Michigan State University researchers used Congressional voting records since 1990 as a proxy for the strength of the environmental movement in a given state. They found that states with higher levels of green voting by delegates were able to mediate the impacts of the two main drivers of climate change: affluence and population growth.
Both wealth and a growing population are linked with higher consumption and energy use. But environmentalism seems to combat this trend on both the government and individual level. In a nutshell: when states elect legislators with strong environmental records, increases in carbon emissions over time are lower.
When environmentalism is strong, people are more likely to bike to work rather than drive and to embrace renewable energy sources like solar power. In New York State, for example, despite increased population and wealth, carbon emissions have fallen, which researchers attribute to strong support for the environmental movement.
If a state’s representatives vote favorably on environmental protections, the state’s businesses and government agencies are probably environmentally friendly too. The researchers also found that, compared with environmentalism, factors like political allegiance and trade union strength had a negligible effect on a state’s carbon emissions.
Understanding the effects of environmental activism may be a key step in combating climate change.
Photo, posted January 9, 2007, courtesy of Senor Codo via Flickr.
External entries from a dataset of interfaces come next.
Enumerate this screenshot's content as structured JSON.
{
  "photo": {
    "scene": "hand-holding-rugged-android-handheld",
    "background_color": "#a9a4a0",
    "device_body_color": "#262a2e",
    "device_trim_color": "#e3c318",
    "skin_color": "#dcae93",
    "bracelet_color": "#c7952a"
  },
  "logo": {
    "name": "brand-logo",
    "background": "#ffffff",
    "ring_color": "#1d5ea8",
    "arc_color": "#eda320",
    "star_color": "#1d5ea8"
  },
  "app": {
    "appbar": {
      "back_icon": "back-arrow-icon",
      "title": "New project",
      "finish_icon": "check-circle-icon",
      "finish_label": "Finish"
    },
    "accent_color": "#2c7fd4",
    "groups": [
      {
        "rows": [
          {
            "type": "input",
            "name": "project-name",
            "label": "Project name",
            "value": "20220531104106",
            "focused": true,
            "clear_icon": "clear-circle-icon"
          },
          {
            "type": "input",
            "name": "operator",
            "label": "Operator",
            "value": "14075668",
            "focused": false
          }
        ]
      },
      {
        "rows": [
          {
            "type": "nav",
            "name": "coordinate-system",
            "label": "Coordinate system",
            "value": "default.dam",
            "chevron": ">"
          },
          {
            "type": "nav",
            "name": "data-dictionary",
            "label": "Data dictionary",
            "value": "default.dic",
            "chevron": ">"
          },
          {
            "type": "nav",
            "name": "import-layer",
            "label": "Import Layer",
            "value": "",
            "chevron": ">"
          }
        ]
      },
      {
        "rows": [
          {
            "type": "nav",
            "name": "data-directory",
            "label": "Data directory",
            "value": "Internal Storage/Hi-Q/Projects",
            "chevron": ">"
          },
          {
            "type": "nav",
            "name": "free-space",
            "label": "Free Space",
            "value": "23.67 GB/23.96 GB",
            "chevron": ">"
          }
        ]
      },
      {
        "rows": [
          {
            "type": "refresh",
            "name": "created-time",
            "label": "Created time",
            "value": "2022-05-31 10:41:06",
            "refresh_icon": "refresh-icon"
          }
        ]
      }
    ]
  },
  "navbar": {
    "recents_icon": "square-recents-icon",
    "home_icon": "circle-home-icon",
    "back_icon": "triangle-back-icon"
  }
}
Earth Wise is a production of WAMC Northeast Public Radio, with script contribution from the Cary Institute of Ecosystem Studies.